Exercise requirements> In the copy, include every entry exactly but none of the images.

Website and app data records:
-- Opening Marker --

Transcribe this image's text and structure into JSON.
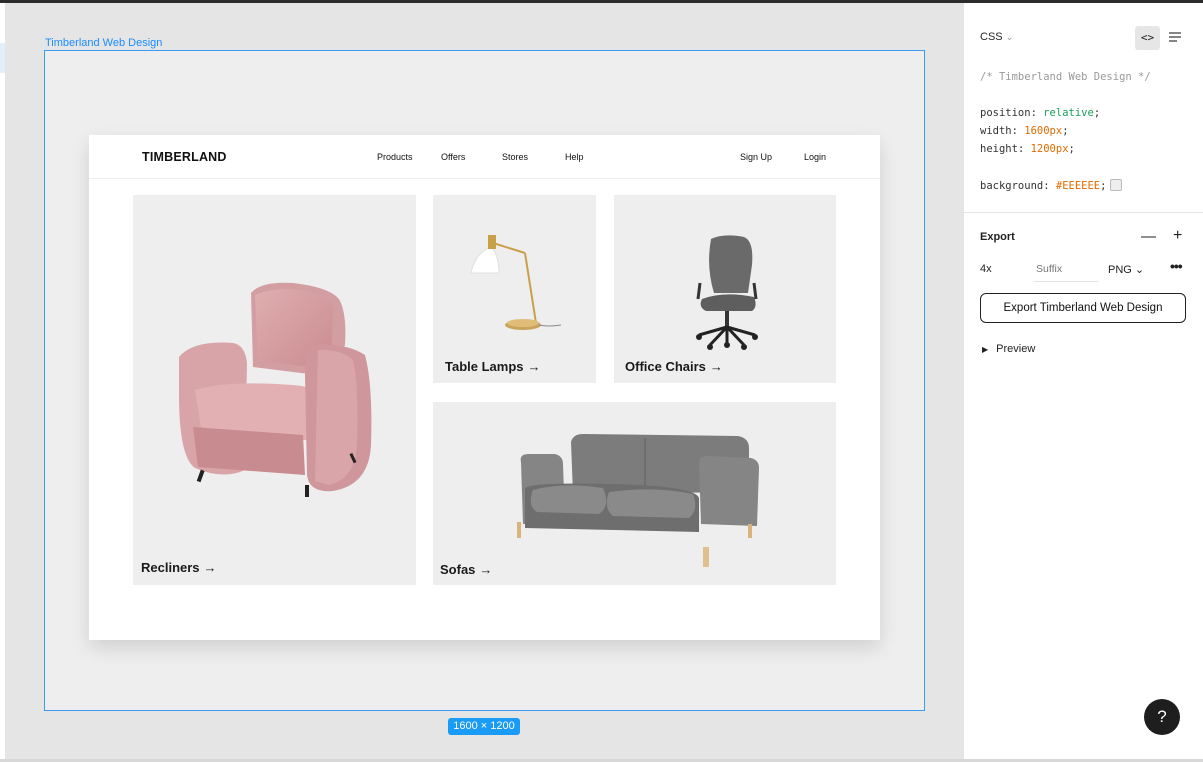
{
  "frame": {
    "label": "Timberland Web Design",
    "size_tag": "1600 × 1200"
  },
  "site": {
    "brand": "TIMBERLAND",
    "nav": [
      "Products",
      "Offers",
      "Stores",
      "Help"
    ],
    "auth": [
      "Sign Up",
      "Login"
    ],
    "cards": [
      {
        "label": "Recliners",
        "arrow": "→",
        "image": "pink-recliner-chair"
      },
      {
        "label": "Table Lamps",
        "arrow": "→",
        "image": "brass-table-lamp"
      },
      {
        "label": "Office Chairs",
        "arrow": "→",
        "image": "grey-office-chair"
      },
      {
        "label": "Sofas",
        "arrow": "→",
        "image": "grey-two-seat-sofa"
      }
    ]
  },
  "panel": {
    "tab": "CSS",
    "tab_caret": "⌄",
    "code_button": "<>",
    "code": {
      "comment": "/* Timberland Web Design */",
      "position_prop": "position",
      "position_val": "relative",
      "width_prop": "width",
      "width_val": "1600px",
      "height_prop": "height",
      "height_val": "1200px",
      "bg_prop": "background",
      "bg_val": "#EEEEEE"
    },
    "export": {
      "title": "Export",
      "minus": "—",
      "plus": "+",
      "scale": "4x",
      "suffix_placeholder": "Suffix",
      "format": "PNG ⌄",
      "more": "•••",
      "button": "Export Timberland Web Design",
      "preview": "Preview",
      "preview_caret": "▶"
    },
    "help": "?"
  },
  "colors": {
    "accent": "#1a9bf5",
    "frame_bg": "#EEEEEE",
    "card_bg": "#eeeeee"
  }
}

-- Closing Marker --

Response>
Transcribe this image's text and structure into JSON.
{
  "frame": {
    "label": "Timberland Web Design",
    "size_tag": "1600 × 1200"
  },
  "site": {
    "brand": "TIMBERLAND",
    "nav": [
      "Products",
      "Offers",
      "Stores",
      "Help"
    ],
    "auth": [
      "Sign Up",
      "Login"
    ],
    "cards": [
      {
        "label": "Recliners",
        "arrow": "→",
        "image": "pink-recliner-chair"
      },
      {
        "label": "Table Lamps",
        "arrow": "→",
        "image": "brass-table-lamp"
      },
      {
        "label": "Office Chairs",
        "arrow": "→",
        "image": "grey-office-chair"
      },
      {
        "label": "Sofas",
        "arrow": "→",
        "image": "grey-two-seat-sofa"
      }
    ]
  },
  "panel": {
    "tab": "CSS",
    "tab_caret": "⌄",
    "code_button": "<>",
    "code": {
      "comment": "/* Timberland Web Design */",
      "position_prop": "position",
      "position_val": "relative",
      "width_prop": "width",
      "width_val": "1600px",
      "height_prop": "height",
      "height_val": "1200px",
      "bg_prop": "background",
      "bg_val": "#EEEEEE"
    },
    "export": {
      "title": "Export",
      "minus": "—",
      "plus": "+",
      "scale": "4x",
      "suffix_placeholder": "Suffix",
      "format": "PNG ⌄",
      "more": "•••",
      "button": "Export Timberland Web Design",
      "preview": "Preview",
      "preview_caret": "▶"
    },
    "help": "?"
  },
  "colors": {
    "accent": "#1a9bf5",
    "frame_bg": "#EEEEEE",
    "card_bg": "#eeeeee"
  }
}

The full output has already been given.